A lot of the articles which I write, and advice which I give, is about being interested in the other guy. I often quote Dale Carnegie’s advice that you should aim to be interested rather than interesting.
But there is a problem if that interest is false.
I talk to hundreds of people about business networking every month, and one of the subjects which comes up really often is that people have been approached by someone who feigns interest in them, when all they really want to do is sell.
Typically, the conversation goes something like this:
“Chat chat chat. Wow that sounds really interesting – I’d love to meet sometime so you can tell me more about what you do.”
And, of course, that meeting is agreed to. Particularly for anyone new to networking, someone being interest enough to want to meet up with you is REALLY flattering and exciting.
Except that when the meeting comes, the person isn’t actually interested at all, they now just want to sell their stuff. And you’ve got all excited, probably travelled, bought some coffee you didn’t really want to drink and, most importantly, invested your time on a false premise.

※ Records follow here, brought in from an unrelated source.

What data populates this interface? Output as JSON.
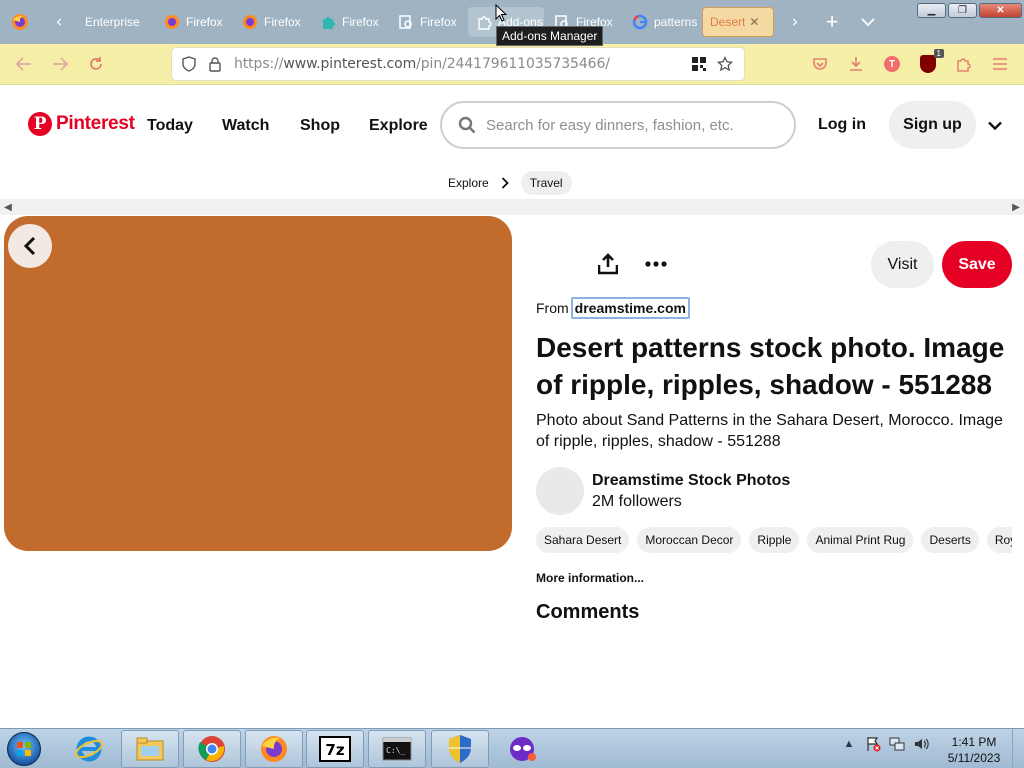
{
  "browser": {
    "tabs": [
      {
        "label": "Enterprise",
        "icon": "firefox-icon"
      },
      {
        "label": "Firefox",
        "icon": "firefox-icon"
      },
      {
        "label": "Firefox",
        "icon": "firefox-icon"
      },
      {
        "label": "Firefox",
        "icon": "puzzle-teal-icon"
      },
      {
        "label": "Firefox",
        "icon": "search-doc-icon"
      },
      {
        "label": "Add-ons",
        "icon": "puzzle-icon"
      },
      {
        "label": "Firefox",
        "icon": "search-doc-icon"
      },
      {
        "label": "patterns",
        "icon": "google-icon"
      },
      {
        "label": "Desert",
        "icon": "pinterest-icon"
      }
    ],
    "tooltip": "Add-ons Manager",
    "url": {
      "scheme": "https://",
      "host": "www.pinterest.com",
      "path": "/pin/244179611035735466/"
    },
    "extension_badge": "1",
    "profile_initial": "T"
  },
  "pinterest": {
    "logo_text": "Pinterest",
    "nav": {
      "today": "Today",
      "watch": "Watch",
      "shop": "Shop",
      "explore": "Explore"
    },
    "search_placeholder": "Search for easy dinners, fashion, etc.",
    "login": "Log in",
    "signup": "Sign up",
    "breadcrumb": {
      "root": "Explore",
      "current": "Travel"
    },
    "pin": {
      "image_color": "#c16b2c",
      "visit": "Visit",
      "save": "Save",
      "from_label": "From",
      "from_source": "dreamstime.com",
      "title": "Desert patterns stock photo. Image of ripple, ripples, shadow - 551288",
      "description": "Photo about Sand Patterns in the Sahara Desert, Morocco. Image of ripple, ripples, shadow - 551288",
      "creator_name": "Dreamstime Stock Photos",
      "creator_followers": "2M followers",
      "tags": [
        "Sahara Desert",
        "Moroccan Decor",
        "Ripple",
        "Animal Print Rug",
        "Deserts",
        "Royalty Free"
      ],
      "more_info": "More information...",
      "comments": "Comments"
    }
  },
  "taskbar": {
    "time": "1:41 PM",
    "date": "5/11/2023",
    "apps": [
      "internet-explorer-icon",
      "file-explorer-icon",
      "chrome-icon",
      "firefox-icon",
      "7zip-icon",
      "cmd-icon",
      "security-shield-icon",
      "mask-app-icon"
    ]
  },
  "colors": {
    "pinterest_red": "#e60023",
    "tabstrip": "#9fb3c2",
    "toolbar": "#f5efa8"
  }
}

Being interested in other people takes real effort. That effort is rewarded, over time, with trust. That’s the point. Being genuinely interested and looking out for real opportunities for the other guy is a massive accelerator of the Meet-Like-Know-Trust process.
Pretending to be interested just to get an appointment with someone, and then once they are a captive audience, turning on the hard sell, on the other hand is pretty much guaranteed to lose any trust which may have built up.
The effort IS worthwhile. The opportunities do come to those who put in the effort into being the first to give value and those opportunities are then build on trust and respect. I wrote about how I put the effort into building a relationship which led to a massive opportunity for me last year in my article “Effort is currency“.
- Make yourself genuinely interested in the conversations you have at networking events.
- Actually read your connections’ LinkedIn profiles and the articles and blogs they write.
- Comment, share, like other peoples’ stuff when it’s appropriate and when you think it will add value for your crowd too.
Put the effort into being the person who people want to meet, don’t become the person who people want to avoid.